The beauty was that the Bank of Thailand didn’t have to disclose the commitments, so its published figures indicated that it still had ample dollars in the till. The downside was that the more this practice continued, the fewer dollars the central bank actually had that were readily available to defend the baht … Only a handful of officials knew the dreadful secret — that once the official reserve figure was adjusted to reflect the dollars committed in the swap market, the Bank of Thailand was nearly out of hard currency.

This kind of swaps arrangement is essentially the same thing the Greek government attempted in its own recent effort to disguise its current debt crisis.  The causes of the crises were different, but the derivatives-driven response is nearly the same.  Wonder if we’ll learn anything this time around…


My friend Julie, who took the banner picture and has many great pictures besides at her flickr page, brought me to a concert the other week with Local Natives and Suckers. It’s the first time in a while I’ve seen one, much less two,  bands I’d never heard of whose performances inspired me to track down their music online. Both groups are pretty good — Suckers are above, and here is a Local Natives track.

Dilemmas: Biking

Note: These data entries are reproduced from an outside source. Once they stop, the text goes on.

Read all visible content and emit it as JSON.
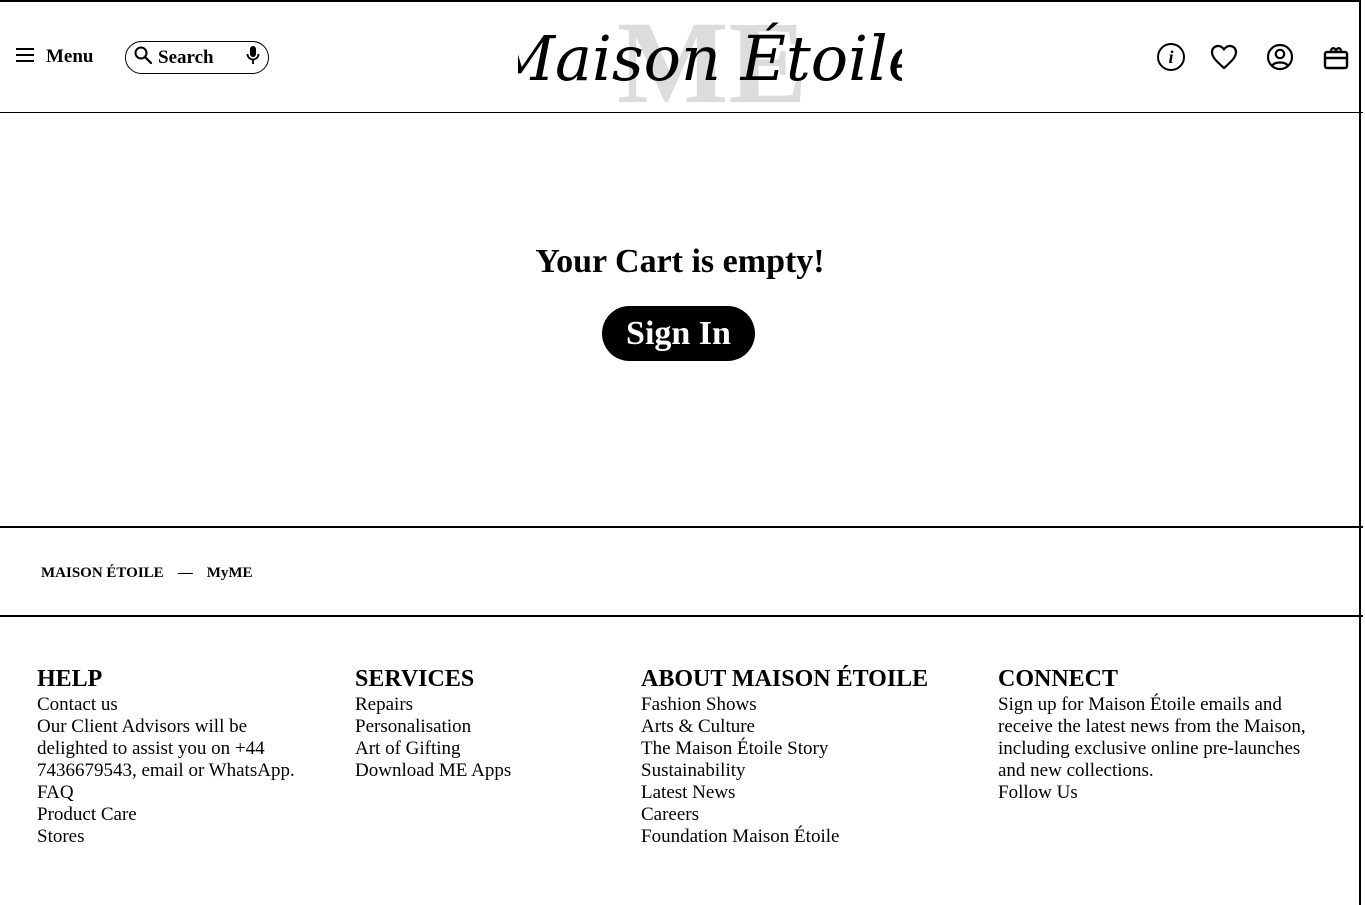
{
  "header": {
    "menu_label": "Menu",
    "search_label": "Search",
    "logo_text": "Maison Étoile",
    "logo_monogram": "ME",
    "icons": [
      "info-icon",
      "heart-icon",
      "account-icon",
      "bag-icon"
    ]
  },
  "main": {
    "title": "Your Cart is empty!",
    "signin_label": "Sign In"
  },
  "breadcrumb": {
    "brand": "MAISON ÉTOILE",
    "separator": "—",
    "current": "MyME"
  },
  "footer": {
    "help": {
      "title": "HELP",
      "contact": "Contact us",
      "advisors_text": "Our Client Advisors will be delighted to assist you on +44 7436679543, email or WhatsApp.",
      "faq": "FAQ",
      "product_care": "Product Care",
      "stores": "Stores"
    },
    "services": {
      "title": "SERVICES",
      "links": [
        "Repairs",
        "Personalisation",
        "Art of Gifting",
        "Download ME Apps"
      ]
    },
    "about": {
      "title": "ABOUT MAISON ÉTOILE",
      "links": [
        "Fashion Shows",
        "Arts & Culture",
        "The Maison Étoile Story",
        "Sustainability",
        "Latest News",
        "Careers",
        "Foundation Maison Étoile"
      ]
    },
    "connect": {
      "title": "CONNECT",
      "text": "Sign up for Maison Étoile emails and receive the latest news from the Maison, including exclusive online pre-launches and new collections.",
      "follow": "Follow Us"
    }
  }
}
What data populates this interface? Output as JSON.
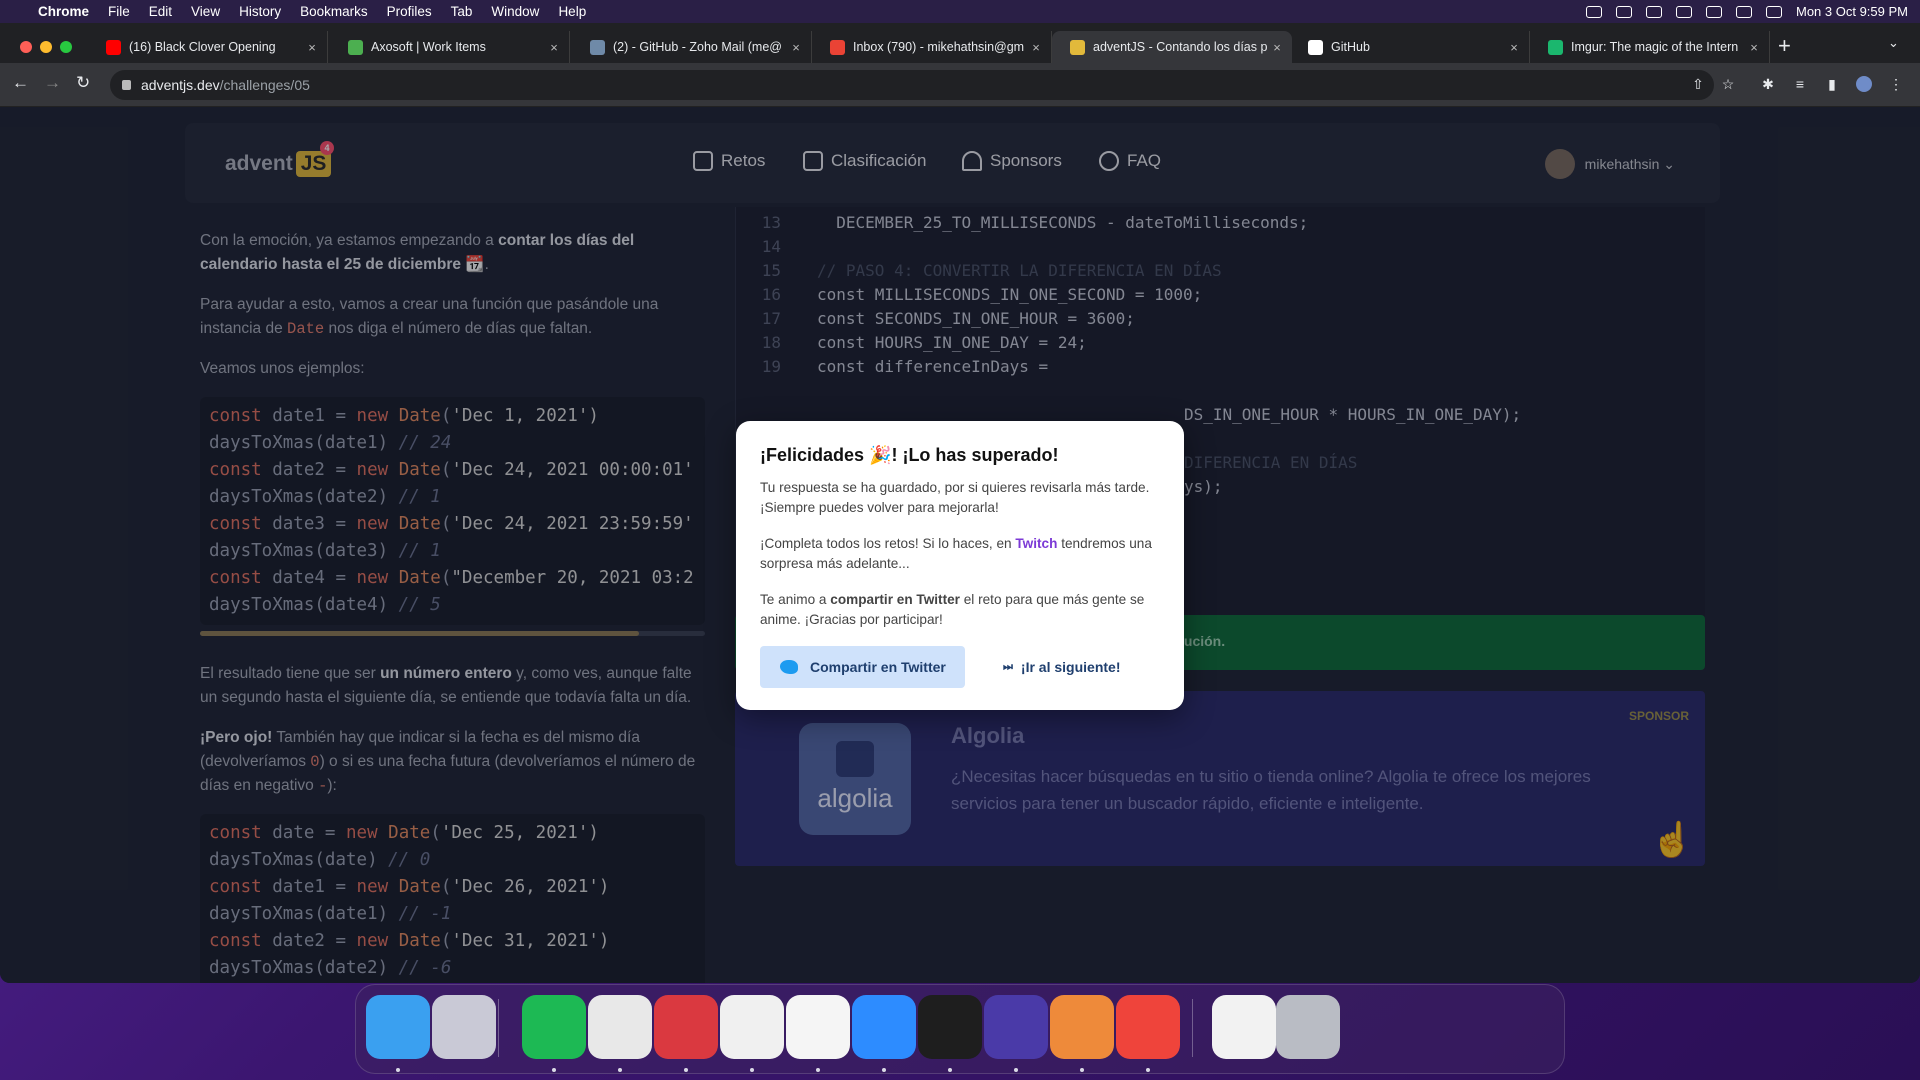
{
  "menubar": {
    "app": "Chrome",
    "items": [
      "File",
      "Edit",
      "View",
      "History",
      "Bookmarks",
      "Profiles",
      "Tab",
      "Window",
      "Help"
    ],
    "datetime": "Mon 3 Oct  9:59 PM"
  },
  "tabs": [
    {
      "title": "(16) Black Clover Opening",
      "icon": "youtube-icon",
      "color": "#ff0000"
    },
    {
      "title": "Axosoft | Work Items",
      "icon": "axosoft-icon",
      "color": "#4caf50"
    },
    {
      "title": "(2) - GitHub - Zoho Mail (me@",
      "icon": "zoho-mail-icon",
      "color": "#6f8aa8"
    },
    {
      "title": "Inbox (790) - mikehathsin@gm",
      "icon": "gmail-icon",
      "color": "#ea4335"
    },
    {
      "title": "adventJS - Contando los días p",
      "icon": "adventjs-icon",
      "color": "#e2b93b",
      "active": true
    },
    {
      "title": "GitHub",
      "icon": "github-icon",
      "color": "#ffffff"
    },
    {
      "title": "Imgur: The magic of the Intern",
      "icon": "imgur-icon",
      "color": "#1bb76e"
    }
  ],
  "address": {
    "domain": "adventjs.dev",
    "path": "/challenges/05"
  },
  "site": {
    "logo_text": "advent",
    "logo_js": "JS",
    "logo_badge": "4",
    "nav": [
      {
        "label": "Retos",
        "icon": "puzzle-icon"
      },
      {
        "label": "Clasificación",
        "icon": "chart-icon"
      },
      {
        "label": "Sponsors",
        "icon": "star-icon"
      },
      {
        "label": "FAQ",
        "icon": "help-icon"
      }
    ],
    "username": "mikehathsin"
  },
  "article": {
    "p1_a": "Con la emoción, ya estamos empezando a ",
    "p1_b": "contar los días del calendario hasta el 25 de diciembre",
    "p1_c": " 📆.",
    "p2_a": "Para ayudar a esto, vamos a crear una función que pasándole una instancia de ",
    "p2_code": "Date",
    "p2_b": " nos diga el número de días que faltan.",
    "p3": "Veamos unos ejemplos:",
    "p4_a": "El resultado tiene que ser ",
    "p4_b": "un número entero",
    "p4_c": " y, como ves, aunque falte un segundo hasta el siguiente día, se entiende que todavía falta un día.",
    "p5_a": "¡Pero ojo!",
    "p5_b": " También hay que indicar si la fecha es del mismo día (devolveríamos ",
    "p5_code1": "0",
    "p5_c": ") o si es una fecha futura (devolveríamos el número de días en negativo ",
    "p5_code2": "-",
    "p5_d": "):"
  },
  "code1": [
    {
      "v": "date1",
      "d": "'Dec 1, 2021')",
      "r": "// 24",
      "a": "date1"
    },
    {
      "v": "date2",
      "d": "'Dec 24, 2021 00:00:01'",
      "r": "// 1",
      "a": "date2"
    },
    {
      "v": "date3",
      "d": "'Dec 24, 2021 23:59:59'",
      "r": "// 1",
      "a": "date3"
    },
    {
      "v": "date4",
      "d": "\"December 20, 2021 03:2",
      "r": "// 5",
      "a": "date4"
    }
  ],
  "code2": [
    {
      "v": "date",
      "d": "'Dec 25, 2021')",
      "r": "// 0",
      "a": "date"
    },
    {
      "v": "date1",
      "d": "'Dec 26, 2021')",
      "r": "// -1",
      "a": "date1"
    },
    {
      "v": "date2",
      "d": "'Dec 31, 2021')",
      "r": "// -6",
      "a": "date2"
    }
  ],
  "editor": {
    "lines": [
      {
        "n": "13",
        "t": "  DECEMBER_25_TO_MILLISECONDS - dateToMilliseconds;"
      },
      {
        "n": "14",
        "t": ""
      },
      {
        "n": "15",
        "t": "// PASO 4: CONVERTIR LA DIFERENCIA EN DÍAS"
      },
      {
        "n": "16",
        "t": "const MILLISECONDS_IN_ONE_SECOND = 1000;"
      },
      {
        "n": "17",
        "t": "const SECONDS_IN_ONE_HOUR = 3600;"
      },
      {
        "n": "18",
        "t": "const HOURS_IN_ONE_DAY = 24;"
      },
      {
        "n": "19",
        "t": "const differenceInDays ="
      }
    ],
    "partial1": "DS_IN_ONE_HOUR * HOURS_IN_ONE_DAY);",
    "partial2": "DIFERENCIA EN DÍAS",
    "partial3": "ys);",
    "success_partial": "lución."
  },
  "sponsor": {
    "label": "SPONSOR",
    "logo_word": "algolia",
    "name": "Algolia",
    "desc": "¿Necesitas hacer búsquedas en tu sitio o tienda online? Algolia te ofrece los mejores servicios para tener un buscador rápido, eficiente e inteligente."
  },
  "modal": {
    "title": "¡Felicidades 🎉! ¡Lo has superado!",
    "p1": "Tu respuesta se ha guardado, por si quieres revisarla más tarde. ¡Siempre puedes volver para mejorarla!",
    "p2_a": "¡Completa todos los retos! Si lo haces, en ",
    "p2_link": "Twitch",
    "p2_b": " tendremos una sorpresa más adelante...",
    "p3_a": "Te animo a ",
    "p3_b": "compartir en Twitter",
    "p3_c": " el reto para que más gente se anime. ¡Gracias por participar!",
    "share_label": "Compartir en Twitter",
    "next_label": "¡Ir al siguiente!"
  },
  "dock": [
    {
      "name": "finder-icon",
      "color": "#3aa0f0"
    },
    {
      "name": "launchpad-icon",
      "color": "#c9c9d6"
    },
    {
      "name": "spotify-icon",
      "color": "#1db954"
    },
    {
      "name": "chrome-icon",
      "color": "#e8e8e8"
    },
    {
      "name": "expressvpn-icon",
      "color": "#da3940"
    },
    {
      "name": "vscode-icon",
      "color": "#f0f0f0"
    },
    {
      "name": "slack-icon",
      "color": "#f5f5f5"
    },
    {
      "name": "zoom-icon",
      "color": "#2d8cff"
    },
    {
      "name": "terminal-icon",
      "color": "#1e1e1e"
    },
    {
      "name": "app-purple-icon",
      "color": "#4a3aa8"
    },
    {
      "name": "openvpn-icon",
      "color": "#ee8a3a"
    },
    {
      "name": "anydesk-icon",
      "color": "#ef443b"
    },
    {
      "name": "preview-window-icon",
      "color": "#f2f2f2"
    },
    {
      "name": "trash-icon",
      "color": "#b9bcc4"
    }
  ]
}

The onset of spring weather has brought with it a return to bicycle commuting, and an interesting dilemma: If I’m riding as far over to the right as I can, right on top of the curb or parked cars, passing traffic seems to cut in next to me as tightly as it can, which is a bit anxious-making. On the other hand, if I ride further out into traffic, owning my lane, then traffic gives me a wide berth, but it seems rather like tempting fate.  Obviously the public policy solution is more bike lanes, but what is the optimal riding position on automobile-prejudiced roadways?

Reading List

Think this is next:

Imperial is like Robert Caro’s The Power Broker with the attitude of Mike Davis’s City of Quartz, if Robert Caro had been raised in an abandoned grain silo by a band of feral raccoons, and if Mike Davis were the communications director of a heavily armed libertarian survivalist cult, and if the two of them had somehow managed to stitch John McPhee’s cortex onto the brain of a Gila monster, which they then sent to the Mexican border to conduct ten years of immersive research, and also if they wrote the entire manuscript on dried banana leaves with a toucan beak dipped in hobo blood, and then the book was line-edited during a 36-hour peyote séance by the ghosts of John Steinbeck, Jack London, and Sinclair Lewis, with 200 pages of endnotes faxed over by Henry David Thoreau’s great-great-great-great grandson from a concrete bunker under a toxic pond behind a maquiladora, and if at the last minute Herman Melville threw up all over the manuscript, rendering it illegible, so it had to be re-created from memory by a community-theater actor doing his best impression of Jack Kerouac. With photographs by Dorothea Lange.

Like most people confronted with William Vollman’s work, I find it hard to assess. I thought Europe Central was brilliant, loved The Rifles but couldn’t get into the Seven Dreams series, have struggled with Rising Up, Rising Down for years and have been alternately repelled and fascinated by The Royal Family. Accounts differ as to why I have yet to attempt You Bright and Risen Angels.